May 6 --- Diplomat raises concerns
Greg Hicks, a former top diplomat in Libya, said he expressed concern that more could have been done by the military to protect those under attack at the main U.S. compound and annex in Benghazi. Hicks wondered why the military did not send a plane into Libyan airspace as a show of force, and why four U.S. Special Operations soldiers were not permitted to travel to Benghazi on a Libyan plane the morning after the attack.
May 8 -- Republicans and Democrats tangle
The House Oversight Committee hearing featured a riveting account of the Benghazi assault by Gregory Hicks that included his last phone call with Stevens in which the ambassador told him "We're under attack." Hicks, one of three "whistleblowers" who testified, was joined by Mark Thompson and Eric Nordstrom. Hicks said his "jaw dropped" when he heard Susan Rice tie the attack to a spontaneous demonstration, which he said never occurred to his knowledge. Democrats and Republicans tangled over the fierce partisan politics surrounding the attack with one lawmaker accusing the Obama administration of covering up events. Democrats blasted the GOP for politicizing a tragedy. Jay Carney defended the administration's handling of the attacks, saying it had "made extraordinary efforts to work with" Congress on multiple investigations.
May 9 -- Kerry vows to get answers

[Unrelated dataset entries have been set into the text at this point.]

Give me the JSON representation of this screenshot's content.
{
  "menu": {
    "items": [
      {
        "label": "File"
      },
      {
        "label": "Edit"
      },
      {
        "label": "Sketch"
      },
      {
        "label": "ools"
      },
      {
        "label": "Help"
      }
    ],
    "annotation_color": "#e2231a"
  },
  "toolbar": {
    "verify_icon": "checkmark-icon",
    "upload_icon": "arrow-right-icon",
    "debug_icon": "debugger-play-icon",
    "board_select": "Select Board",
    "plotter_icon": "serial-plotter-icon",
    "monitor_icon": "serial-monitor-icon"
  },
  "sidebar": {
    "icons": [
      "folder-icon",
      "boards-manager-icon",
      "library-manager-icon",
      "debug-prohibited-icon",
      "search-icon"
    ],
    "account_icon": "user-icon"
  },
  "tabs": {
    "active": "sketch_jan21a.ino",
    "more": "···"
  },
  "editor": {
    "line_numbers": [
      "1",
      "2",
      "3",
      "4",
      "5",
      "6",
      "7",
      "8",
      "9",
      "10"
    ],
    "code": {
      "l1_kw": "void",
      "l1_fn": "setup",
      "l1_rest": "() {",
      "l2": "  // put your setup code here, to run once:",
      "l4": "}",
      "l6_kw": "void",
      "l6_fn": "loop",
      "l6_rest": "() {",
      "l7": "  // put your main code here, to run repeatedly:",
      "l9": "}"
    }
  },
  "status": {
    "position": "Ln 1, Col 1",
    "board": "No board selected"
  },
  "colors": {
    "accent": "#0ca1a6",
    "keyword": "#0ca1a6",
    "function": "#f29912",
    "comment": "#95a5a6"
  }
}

Secretary of State John Kerry vowed to "leave no stone unturned" in looking into Benghazi and the subsequent handling of the matter. Speaking in Rome, Kerry said he was determined to get answers to questions and put the issue "to bed." "And if there is any culpability in any area that is appropriate to be handled in some way with some discipline it will be appropriately handled."